The task:
When a record holds a picture, leave the picture out and copy everything else exactly.

Material provided:
• • • • • • •

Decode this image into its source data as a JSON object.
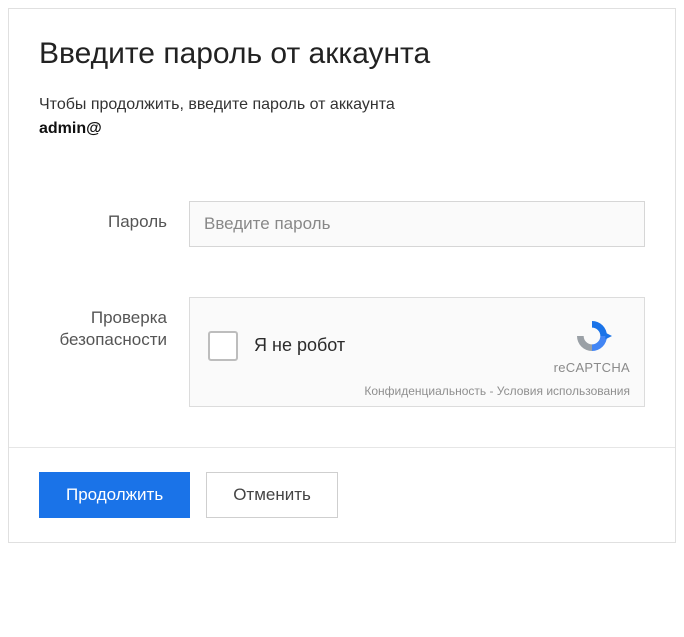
{
  "header": {
    "title": "Введите пароль от аккаунта"
  },
  "intro": {
    "text": "Чтобы продолжить, введите пароль от аккаунта",
    "account": "admin@"
  },
  "form": {
    "password": {
      "label": "Пароль",
      "placeholder": "Введите пароль",
      "value": ""
    },
    "security": {
      "label": "Проверка безопасности"
    }
  },
  "recaptcha": {
    "checkbox_label": "Я не робот",
    "brand": "reCAPTCHA",
    "privacy": "Конфиденциальность",
    "separator": " - ",
    "terms": "Условия использования"
  },
  "actions": {
    "continue": "Продолжить",
    "cancel": "Отменить"
  }
}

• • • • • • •

Answer to the exercise:
Decode this image into its source data as a JSON object.
{
  "header": {
    "title": "Введите пароль от аккаунта"
  },
  "intro": {
    "text": "Чтобы продолжить, введите пароль от аккаунта",
    "account": "admin@"
  },
  "form": {
    "password": {
      "label": "Пароль",
      "placeholder": "Введите пароль",
      "value": ""
    },
    "security": {
      "label": "Проверка безопасности"
    }
  },
  "recaptcha": {
    "checkbox_label": "Я не робот",
    "brand": "reCAPTCHA",
    "privacy": "Конфиденциальность",
    "separator": " - ",
    "terms": "Условия использования"
  },
  "actions": {
    "continue": "Продолжить",
    "cancel": "Отменить"
  }
}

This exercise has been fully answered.